Start of THE INPUT

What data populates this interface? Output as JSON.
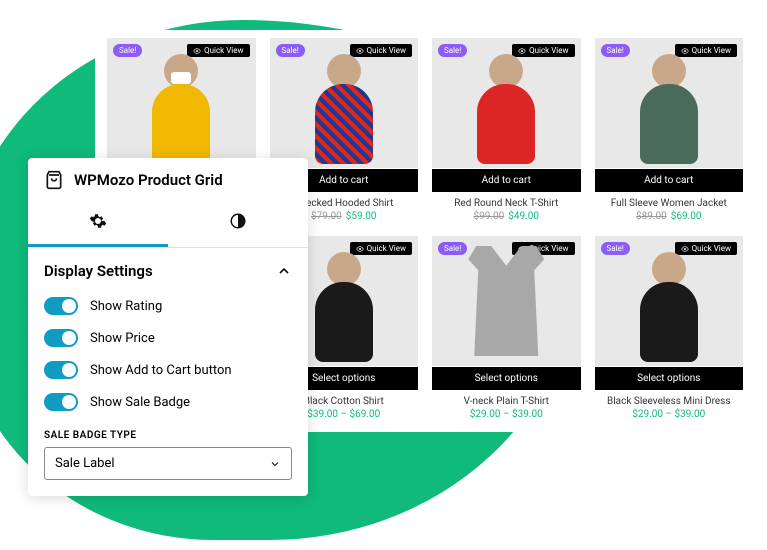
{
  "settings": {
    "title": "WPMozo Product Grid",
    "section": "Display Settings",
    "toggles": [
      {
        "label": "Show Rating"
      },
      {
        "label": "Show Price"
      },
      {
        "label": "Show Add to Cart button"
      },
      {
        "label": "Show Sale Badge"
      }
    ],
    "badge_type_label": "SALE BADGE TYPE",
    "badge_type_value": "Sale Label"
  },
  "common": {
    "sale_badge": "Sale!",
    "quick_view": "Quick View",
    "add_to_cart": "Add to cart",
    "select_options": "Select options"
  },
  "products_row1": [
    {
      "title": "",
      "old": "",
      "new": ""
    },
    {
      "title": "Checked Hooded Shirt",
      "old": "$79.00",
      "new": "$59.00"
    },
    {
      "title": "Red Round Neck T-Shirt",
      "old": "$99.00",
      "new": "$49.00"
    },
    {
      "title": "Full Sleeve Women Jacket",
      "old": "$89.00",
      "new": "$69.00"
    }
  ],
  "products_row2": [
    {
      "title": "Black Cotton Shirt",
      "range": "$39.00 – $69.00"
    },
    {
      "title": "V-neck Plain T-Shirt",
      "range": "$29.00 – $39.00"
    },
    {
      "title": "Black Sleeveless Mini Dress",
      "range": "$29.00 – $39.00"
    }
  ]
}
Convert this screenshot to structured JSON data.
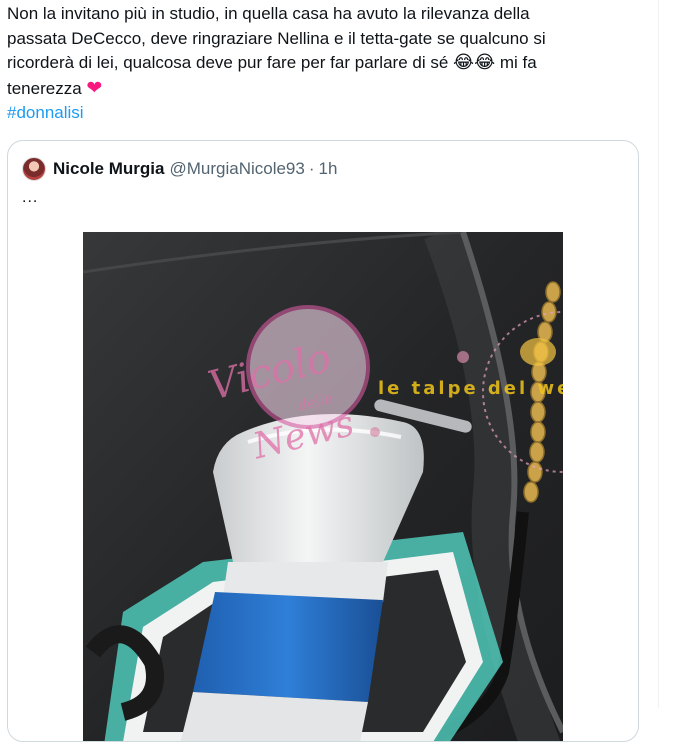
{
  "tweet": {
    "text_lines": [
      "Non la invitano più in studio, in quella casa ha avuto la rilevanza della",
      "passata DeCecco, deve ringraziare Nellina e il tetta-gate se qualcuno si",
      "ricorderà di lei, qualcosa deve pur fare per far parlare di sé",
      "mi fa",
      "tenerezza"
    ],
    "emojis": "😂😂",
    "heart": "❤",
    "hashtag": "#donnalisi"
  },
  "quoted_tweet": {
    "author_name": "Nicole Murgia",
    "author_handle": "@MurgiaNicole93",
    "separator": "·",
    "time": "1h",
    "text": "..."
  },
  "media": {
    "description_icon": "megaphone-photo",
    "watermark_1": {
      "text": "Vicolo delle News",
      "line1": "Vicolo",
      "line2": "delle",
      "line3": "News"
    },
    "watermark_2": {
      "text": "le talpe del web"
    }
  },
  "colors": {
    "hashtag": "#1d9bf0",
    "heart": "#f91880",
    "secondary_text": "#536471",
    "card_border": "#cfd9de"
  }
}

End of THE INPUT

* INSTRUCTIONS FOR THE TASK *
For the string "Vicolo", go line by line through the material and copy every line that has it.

* RESPONSE BOX *
      "text": "Vicolo delle News",
      "line1": "Vicolo",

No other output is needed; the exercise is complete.